Elizabeth Scalia linked my comments about arguing in front of children with a very insightful comment of her own. She writes,
I’m not sure about the wisdom of “don’t argue in front of the kids.” I have a friend whose parents never argued in front of her and her sisters and they shocked and inconsolable when out of the blue the parents announced they were divorcing. Is it a bad thing for kids to see parents fighting, making up, restoring? Our parents argued in front of us; we’ve argued in front of our kids. I think the take-away is, “life involves passionate engagement, understanding, compromise, forgiveness.”
I’m glad she mentioned this because she’s absolutely right–although it takes my comments in a different direction than I intended. Oddly, I talk to a lot of men and women who are in emotionally abusive relationships who have no idea how they got there because, “I wasn’t raised like this. Mom and Dad NEVER fought–at least not in front of us.” More often than not, these individuals came to be in an emotionally abusive relationship exactly because of what Elizabeth points out; they were not raised in an environment that taught them what healthy conflict looked like and what was and was not tolerable so they have no real problem-solving or boundary-setting skills.
My wife and I work out disagreements in front of the kids all the time. That can be a very healthy thing if you’re prudent about the subject matter and try your best to be basically respectful to one another.
My article was about a very different kind of argument. By the time people come to me, they are often in the habit of being pretty cruel to one another. The kinds of arguments I hear in session have about as much in common with the arguments described above as nuclear warfare has in common with a handshake. My point is that if a husband and wife are being consistently cruel to one another, hiding it behind closed doors is not the answer. Getting new and healthier problem-solving skills is. Your kids SHOULD be able to be present for the majority of your disagreements with each other, but that presumes you know how to talk to each other in a way you wouldn’t mind your children repeating.
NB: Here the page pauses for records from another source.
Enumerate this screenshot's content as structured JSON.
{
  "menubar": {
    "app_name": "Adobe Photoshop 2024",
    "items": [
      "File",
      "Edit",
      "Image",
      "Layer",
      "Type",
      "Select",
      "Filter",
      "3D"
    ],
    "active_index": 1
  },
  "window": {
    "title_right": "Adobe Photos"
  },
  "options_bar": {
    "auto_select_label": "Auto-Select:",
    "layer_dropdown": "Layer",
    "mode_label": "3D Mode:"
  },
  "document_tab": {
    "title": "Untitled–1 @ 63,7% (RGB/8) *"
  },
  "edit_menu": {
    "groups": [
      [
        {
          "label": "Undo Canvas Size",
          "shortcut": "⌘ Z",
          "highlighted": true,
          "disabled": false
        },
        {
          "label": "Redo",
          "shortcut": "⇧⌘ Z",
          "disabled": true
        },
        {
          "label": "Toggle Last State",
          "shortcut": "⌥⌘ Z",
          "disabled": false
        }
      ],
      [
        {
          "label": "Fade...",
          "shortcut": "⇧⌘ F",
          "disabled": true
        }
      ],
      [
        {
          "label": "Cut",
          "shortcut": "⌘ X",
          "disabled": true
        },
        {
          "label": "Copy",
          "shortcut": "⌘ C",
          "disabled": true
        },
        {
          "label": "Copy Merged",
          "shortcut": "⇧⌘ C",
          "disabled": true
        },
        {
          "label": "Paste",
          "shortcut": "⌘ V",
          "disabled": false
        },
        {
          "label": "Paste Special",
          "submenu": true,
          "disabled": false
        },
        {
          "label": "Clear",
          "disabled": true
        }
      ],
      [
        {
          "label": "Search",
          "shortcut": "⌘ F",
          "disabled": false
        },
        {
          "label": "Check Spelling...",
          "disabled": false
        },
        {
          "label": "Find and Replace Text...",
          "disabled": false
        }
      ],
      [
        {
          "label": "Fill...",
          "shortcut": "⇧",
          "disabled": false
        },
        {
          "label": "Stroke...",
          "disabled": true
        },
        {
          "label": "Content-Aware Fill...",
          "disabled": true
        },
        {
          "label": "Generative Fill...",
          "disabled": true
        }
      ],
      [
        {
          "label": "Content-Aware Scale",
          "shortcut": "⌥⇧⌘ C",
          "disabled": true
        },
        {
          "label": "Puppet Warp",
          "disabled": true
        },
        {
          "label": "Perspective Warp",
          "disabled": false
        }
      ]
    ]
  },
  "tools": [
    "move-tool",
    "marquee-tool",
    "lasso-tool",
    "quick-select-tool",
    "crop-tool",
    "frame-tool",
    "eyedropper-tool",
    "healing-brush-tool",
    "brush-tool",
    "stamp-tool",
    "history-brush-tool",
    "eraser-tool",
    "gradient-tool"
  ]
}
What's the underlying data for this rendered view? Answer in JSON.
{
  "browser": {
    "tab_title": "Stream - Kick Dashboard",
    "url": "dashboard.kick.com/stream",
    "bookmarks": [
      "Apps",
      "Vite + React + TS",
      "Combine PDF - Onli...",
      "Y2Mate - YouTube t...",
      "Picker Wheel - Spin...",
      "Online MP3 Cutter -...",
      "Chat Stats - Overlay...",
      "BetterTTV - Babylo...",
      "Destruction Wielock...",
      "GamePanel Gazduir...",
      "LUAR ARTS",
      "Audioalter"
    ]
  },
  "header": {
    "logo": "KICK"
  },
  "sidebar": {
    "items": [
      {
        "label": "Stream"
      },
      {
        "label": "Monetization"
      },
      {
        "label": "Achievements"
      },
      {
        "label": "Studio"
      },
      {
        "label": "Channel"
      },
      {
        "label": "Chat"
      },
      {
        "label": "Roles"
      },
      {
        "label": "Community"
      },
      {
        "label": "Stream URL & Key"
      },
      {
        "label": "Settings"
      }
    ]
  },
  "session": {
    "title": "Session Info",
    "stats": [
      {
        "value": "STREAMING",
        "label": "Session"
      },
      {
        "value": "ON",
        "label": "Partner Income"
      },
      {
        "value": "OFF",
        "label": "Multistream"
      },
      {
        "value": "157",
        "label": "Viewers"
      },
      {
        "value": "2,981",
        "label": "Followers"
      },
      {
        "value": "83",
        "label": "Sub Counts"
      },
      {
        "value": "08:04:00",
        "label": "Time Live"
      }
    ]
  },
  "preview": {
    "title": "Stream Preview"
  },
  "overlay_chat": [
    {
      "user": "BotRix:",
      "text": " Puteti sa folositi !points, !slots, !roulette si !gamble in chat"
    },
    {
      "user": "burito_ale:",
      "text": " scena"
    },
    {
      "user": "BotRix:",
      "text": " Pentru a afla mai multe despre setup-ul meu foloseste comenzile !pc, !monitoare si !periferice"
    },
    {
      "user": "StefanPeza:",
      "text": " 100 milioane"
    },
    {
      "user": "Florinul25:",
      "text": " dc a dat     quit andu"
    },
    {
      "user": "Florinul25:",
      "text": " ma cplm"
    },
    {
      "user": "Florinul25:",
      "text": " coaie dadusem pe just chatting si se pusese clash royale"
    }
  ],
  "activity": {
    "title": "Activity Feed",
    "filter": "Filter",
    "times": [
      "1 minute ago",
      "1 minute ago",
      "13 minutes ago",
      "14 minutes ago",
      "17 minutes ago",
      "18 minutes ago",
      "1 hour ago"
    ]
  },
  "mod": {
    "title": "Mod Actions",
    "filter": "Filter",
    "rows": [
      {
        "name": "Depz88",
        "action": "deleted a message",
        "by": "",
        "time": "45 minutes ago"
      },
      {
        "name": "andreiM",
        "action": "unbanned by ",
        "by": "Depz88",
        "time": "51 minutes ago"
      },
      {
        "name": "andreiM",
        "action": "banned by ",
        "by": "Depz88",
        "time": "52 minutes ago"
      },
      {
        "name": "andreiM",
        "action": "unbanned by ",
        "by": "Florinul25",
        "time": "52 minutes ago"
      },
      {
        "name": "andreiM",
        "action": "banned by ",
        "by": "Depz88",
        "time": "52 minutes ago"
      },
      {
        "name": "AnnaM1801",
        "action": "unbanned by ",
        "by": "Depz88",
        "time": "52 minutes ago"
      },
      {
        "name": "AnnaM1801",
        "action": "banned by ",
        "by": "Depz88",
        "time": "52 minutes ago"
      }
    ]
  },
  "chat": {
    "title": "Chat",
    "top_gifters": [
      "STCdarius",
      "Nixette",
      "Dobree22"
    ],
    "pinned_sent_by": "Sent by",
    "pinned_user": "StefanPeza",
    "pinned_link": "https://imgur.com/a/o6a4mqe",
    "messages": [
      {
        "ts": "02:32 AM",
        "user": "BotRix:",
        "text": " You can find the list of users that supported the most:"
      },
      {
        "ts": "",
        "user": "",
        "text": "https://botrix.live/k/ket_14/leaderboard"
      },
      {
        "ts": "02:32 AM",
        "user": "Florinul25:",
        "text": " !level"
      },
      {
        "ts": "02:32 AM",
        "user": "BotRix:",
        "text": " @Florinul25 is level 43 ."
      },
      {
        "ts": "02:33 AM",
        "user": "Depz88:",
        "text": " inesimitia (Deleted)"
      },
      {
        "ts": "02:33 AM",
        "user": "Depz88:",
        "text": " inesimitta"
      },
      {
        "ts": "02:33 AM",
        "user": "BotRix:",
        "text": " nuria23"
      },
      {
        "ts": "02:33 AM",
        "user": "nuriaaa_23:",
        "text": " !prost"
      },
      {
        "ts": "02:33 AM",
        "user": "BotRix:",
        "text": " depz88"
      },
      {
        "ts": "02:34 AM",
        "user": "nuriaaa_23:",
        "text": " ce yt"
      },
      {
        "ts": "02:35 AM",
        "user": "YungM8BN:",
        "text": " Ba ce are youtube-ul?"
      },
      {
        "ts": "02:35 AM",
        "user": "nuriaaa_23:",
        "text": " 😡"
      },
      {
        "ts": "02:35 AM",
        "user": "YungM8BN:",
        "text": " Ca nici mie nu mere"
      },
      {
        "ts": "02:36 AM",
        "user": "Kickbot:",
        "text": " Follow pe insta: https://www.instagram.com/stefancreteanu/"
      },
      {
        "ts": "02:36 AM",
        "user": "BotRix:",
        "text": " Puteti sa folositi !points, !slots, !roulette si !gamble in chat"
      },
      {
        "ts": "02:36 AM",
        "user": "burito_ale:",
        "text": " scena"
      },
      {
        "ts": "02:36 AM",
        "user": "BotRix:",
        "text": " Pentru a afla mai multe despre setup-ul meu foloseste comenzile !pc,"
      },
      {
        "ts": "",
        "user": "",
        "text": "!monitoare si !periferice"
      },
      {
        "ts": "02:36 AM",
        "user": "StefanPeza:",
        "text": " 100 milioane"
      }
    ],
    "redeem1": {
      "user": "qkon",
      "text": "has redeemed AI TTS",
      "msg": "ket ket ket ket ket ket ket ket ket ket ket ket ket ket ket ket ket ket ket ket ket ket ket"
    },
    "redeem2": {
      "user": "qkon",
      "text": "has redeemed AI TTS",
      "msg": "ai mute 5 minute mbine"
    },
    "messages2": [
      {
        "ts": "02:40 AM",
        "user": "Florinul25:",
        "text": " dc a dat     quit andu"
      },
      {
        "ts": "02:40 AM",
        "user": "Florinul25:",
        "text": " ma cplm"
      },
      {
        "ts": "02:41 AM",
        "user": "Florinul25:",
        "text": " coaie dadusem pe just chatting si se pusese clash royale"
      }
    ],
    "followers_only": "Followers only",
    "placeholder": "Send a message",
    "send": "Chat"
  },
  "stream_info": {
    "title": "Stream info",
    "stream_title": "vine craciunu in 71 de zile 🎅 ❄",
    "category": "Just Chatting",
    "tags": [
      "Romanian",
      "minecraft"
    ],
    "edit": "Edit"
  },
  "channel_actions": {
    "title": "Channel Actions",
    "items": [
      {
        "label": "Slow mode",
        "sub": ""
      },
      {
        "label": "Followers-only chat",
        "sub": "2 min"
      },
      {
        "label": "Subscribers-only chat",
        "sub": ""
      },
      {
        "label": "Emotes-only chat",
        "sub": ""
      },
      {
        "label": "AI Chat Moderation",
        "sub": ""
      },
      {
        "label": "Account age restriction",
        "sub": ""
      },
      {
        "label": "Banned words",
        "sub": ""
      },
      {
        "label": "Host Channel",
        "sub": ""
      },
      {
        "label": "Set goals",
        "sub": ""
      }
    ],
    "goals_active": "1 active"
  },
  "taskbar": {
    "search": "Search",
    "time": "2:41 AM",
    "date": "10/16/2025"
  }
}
I really like the way Elizabeth put it. I think it is terrific to model a marriage that “…involves passionate engagement, understanding, compromise, forgiveness.” That’s the best kind of arguing, but unfortunately, that’s a world away from the way many–even most–couples argue. And if your arguing style feels more hurtful than helpful, cruel than compassionate, persecutorial than proactive, then the answer is not simply keeping it behind closed doors and pretending the kids won’t know. The answer is learning to do better.